Task statement
Every line of the data that contains the string "woman" must be copied.

---

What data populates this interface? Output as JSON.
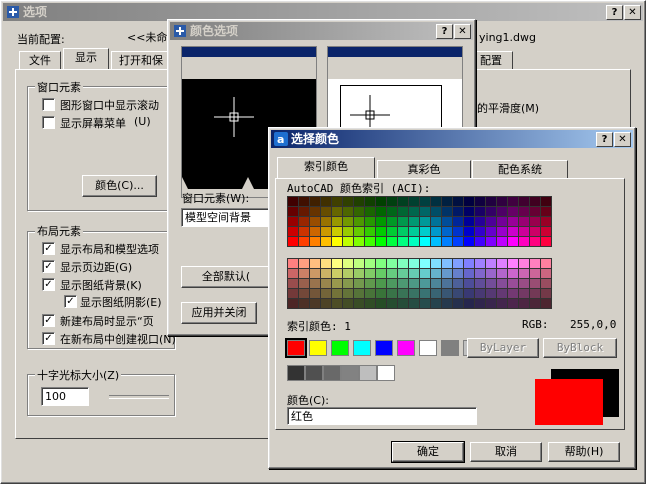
{
  "options": {
    "title": "选项",
    "current_profile_label": "当前配置:",
    "current_profile_value": "<<未命名",
    "current_drawing_value": "ying1.dwg",
    "tabs": [
      "文件",
      "显示",
      "打开和保",
      "配置"
    ],
    "window_elements": {
      "title": "窗口元素",
      "items": [
        "图形窗口中显示滚动",
        "显示屏幕菜单"
      ],
      "shortcuts": [
        "",
        "(U)"
      ],
      "right_text": "的平滑度(M)",
      "colors_button": "颜色(C)..."
    },
    "layout_elements": {
      "title": "布局元素",
      "items": [
        "显示布局和模型选项",
        "显示页边距(G)",
        "显示图纸背景(K)",
        "显示图纸阴影(E)",
        "新建布局时显示“页",
        "在新布局中创建视口(N)"
      ]
    },
    "crosshair": {
      "title": "十字光标大小(Z)",
      "value": "100"
    }
  },
  "color_options": {
    "title": "颜色选项",
    "window_element_label": "窗口元素(W):",
    "window_element_value": "模型空间背景",
    "restore_button": "全部默认(",
    "apply_close_button": "应用并关闭"
  },
  "select_color": {
    "title": "选择颜色",
    "tabs": [
      "索引颜色",
      "真彩色",
      "配色系统"
    ],
    "aci_label": "AutoCAD 颜色索引 (ACI):",
    "index_label": "索引颜色: 1",
    "rgb_label": "RGB:",
    "rgb_value": "255,0,0",
    "bylayer": "ByLayer",
    "byblock": "ByBlock",
    "color_label": "颜色(C):",
    "color_value": "红色",
    "ok": "确定",
    "cancel": "取消",
    "help": "帮助(H)",
    "accent_selected": "#ff0000"
  },
  "icons": [
    "options-app-icon",
    "help-icon",
    "close-icon",
    "autocad-icon",
    "checkmark-icon"
  ]
}
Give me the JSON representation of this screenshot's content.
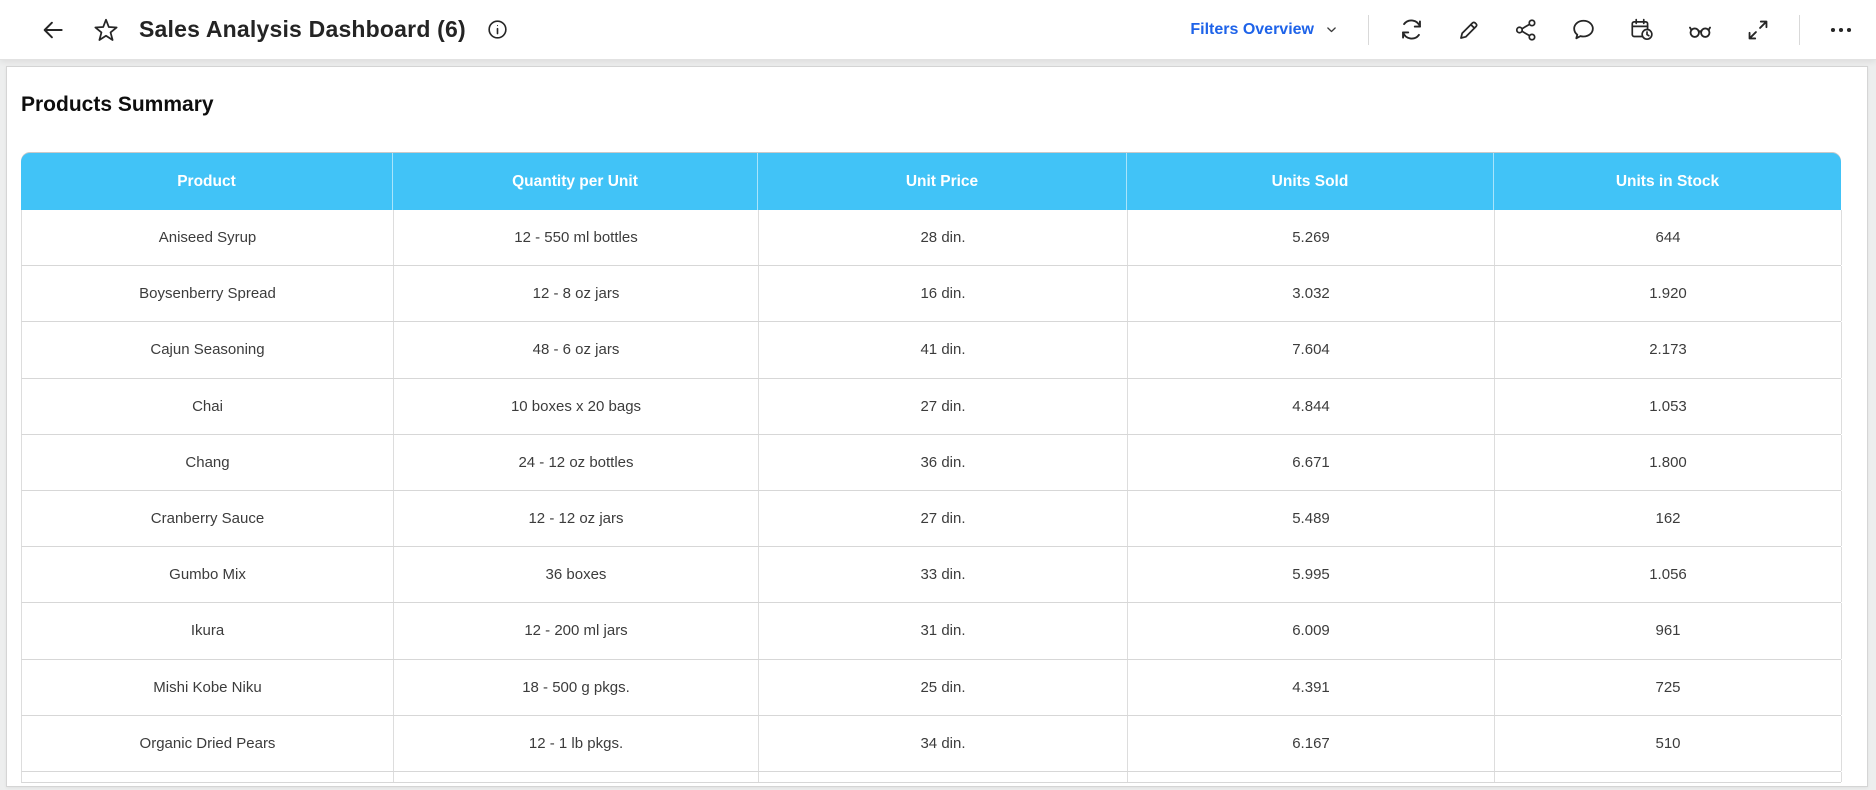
{
  "header": {
    "title": "Sales Analysis Dashboard (6)",
    "filters_dropdown": {
      "label": "Filters Overview",
      "icon": "chevron-down-icon"
    },
    "left_icons": [
      "back-arrow-icon",
      "star-icon",
      "info-icon"
    ],
    "right_icons": [
      "refresh-icon",
      "edit-pencil-icon",
      "share-icon",
      "comment-icon",
      "schedule-calendar-clock-icon",
      "glasses-preview-icon",
      "fullscreen-expand-icon",
      "more-ellipsis-icon"
    ]
  },
  "widget": {
    "title": "Products Summary"
  },
  "table": {
    "columns": [
      "Product",
      "Quantity per Unit",
      "Unit Price",
      "Units Sold",
      "Units in Stock"
    ],
    "rows": [
      [
        "Aniseed Syrup",
        "12 - 550 ml bottles",
        "28 din.",
        "5.269",
        "644"
      ],
      [
        "Boysenberry Spread",
        "12 - 8 oz jars",
        "16 din.",
        "3.032",
        "1.920"
      ],
      [
        "Cajun Seasoning",
        "48 - 6 oz jars",
        "41 din.",
        "7.604",
        "2.173"
      ],
      [
        "Chai",
        "10 boxes x 20 bags",
        "27 din.",
        "4.844",
        "1.053"
      ],
      [
        "Chang",
        "24 - 12 oz bottles",
        "36 din.",
        "6.671",
        "1.800"
      ],
      [
        "Cranberry Sauce",
        "12 - 12 oz jars",
        "27 din.",
        "5.489",
        "162"
      ],
      [
        "Gumbo Mix",
        "36 boxes",
        "33 din.",
        "5.995",
        "1.056"
      ],
      [
        "Ikura",
        "12 - 200 ml jars",
        "31 din.",
        "6.009",
        "961"
      ],
      [
        "Mishi Kobe Niku",
        "18 - 500 g pkgs.",
        "25 din.",
        "4.391",
        "725"
      ],
      [
        "Organic Dried Pears",
        "12 - 1 lb pkgs.",
        "34 din.",
        "6.167",
        "510"
      ]
    ]
  },
  "colors": {
    "table_header_bg": "#41c3f7",
    "accent_blue": "#1e63e9",
    "icon_color": "#262626",
    "row_border": "#d7d7d7"
  }
}
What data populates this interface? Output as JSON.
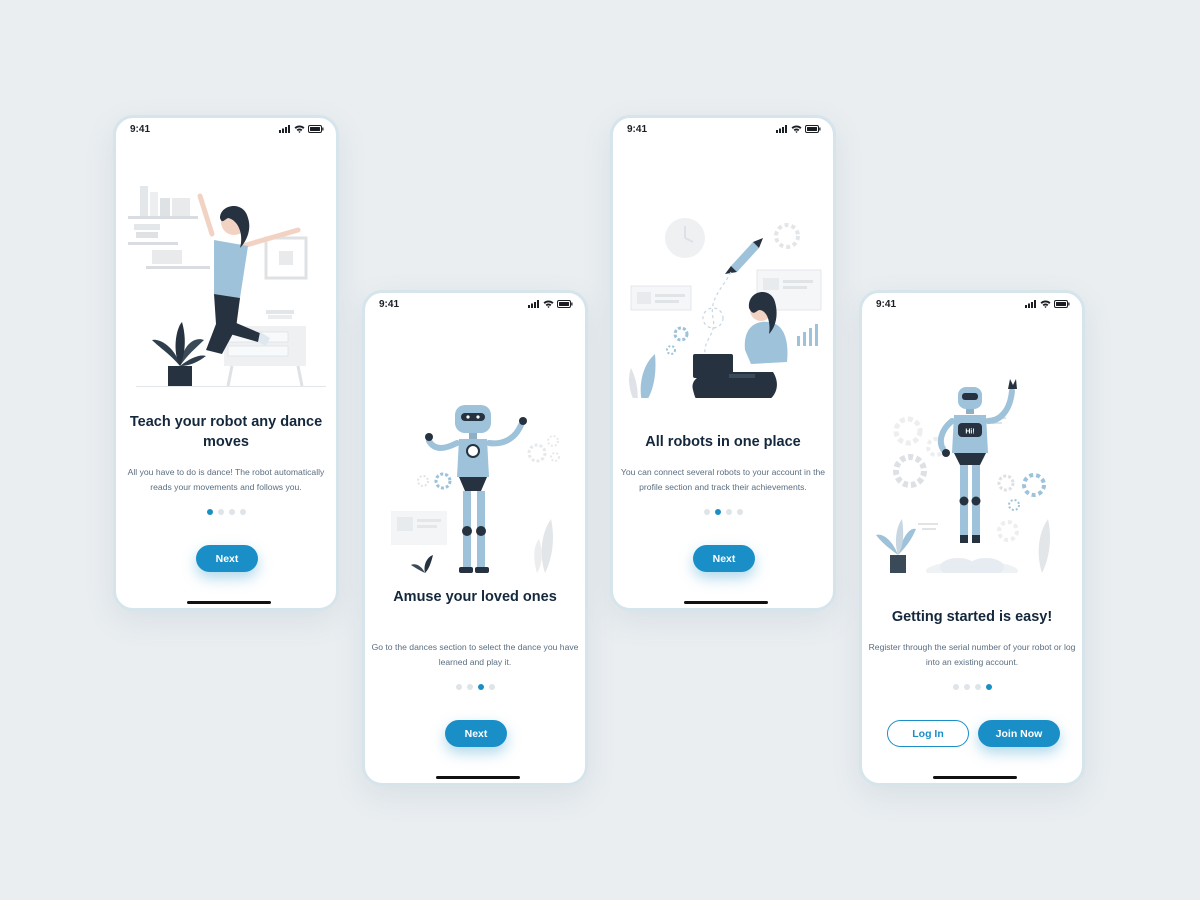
{
  "colors": {
    "background": "#eaeef1",
    "accent": "#1a8fc7",
    "title_text": "#14283d",
    "body_text": "#5a6e80",
    "dot_inactive": "#dfe4e8",
    "illustration_blue": "#9ec2d9",
    "illustration_dark": "#26323f"
  },
  "screens": [
    {
      "time": "9:41",
      "illustration": "woman-jumping-illustration",
      "title": "Teach your robot any dance moves",
      "description": "All you have to do is dance! The robot automatically reads your movements and follows you.",
      "active_dot": 1,
      "button": "Next"
    },
    {
      "time": "9:41",
      "illustration": "dancing-robot-illustration",
      "title": "Amuse your loved ones",
      "description": "Go to the dances section to select the dance you have learned and play it.",
      "active_dot": 3,
      "button": "Next"
    },
    {
      "time": "9:41",
      "illustration": "woman-laptop-illustration",
      "title": "All robots in one place",
      "description": "You can connect several robots to your account in the profile section and track their achievements.",
      "active_dot": 2,
      "button": "Next"
    },
    {
      "time": "9:41",
      "illustration": "waving-robot-illustration",
      "robot_badge": "Hi!",
      "title": "Getting started is easy!",
      "description": "Register through the serial number of your robot or log into an existing account.",
      "active_dot": 4,
      "login_button": "Log In",
      "join_button": "Join Now"
    }
  ]
}
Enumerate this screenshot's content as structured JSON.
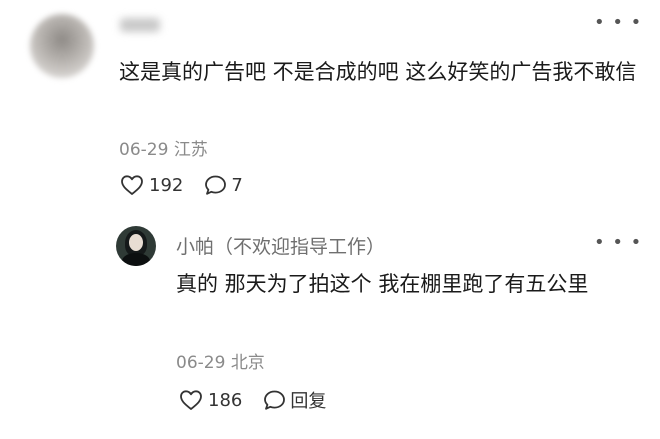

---

The answer
      "illustration": "woman-jumping-illustration",
      "illustration": "woman-laptop-illustration",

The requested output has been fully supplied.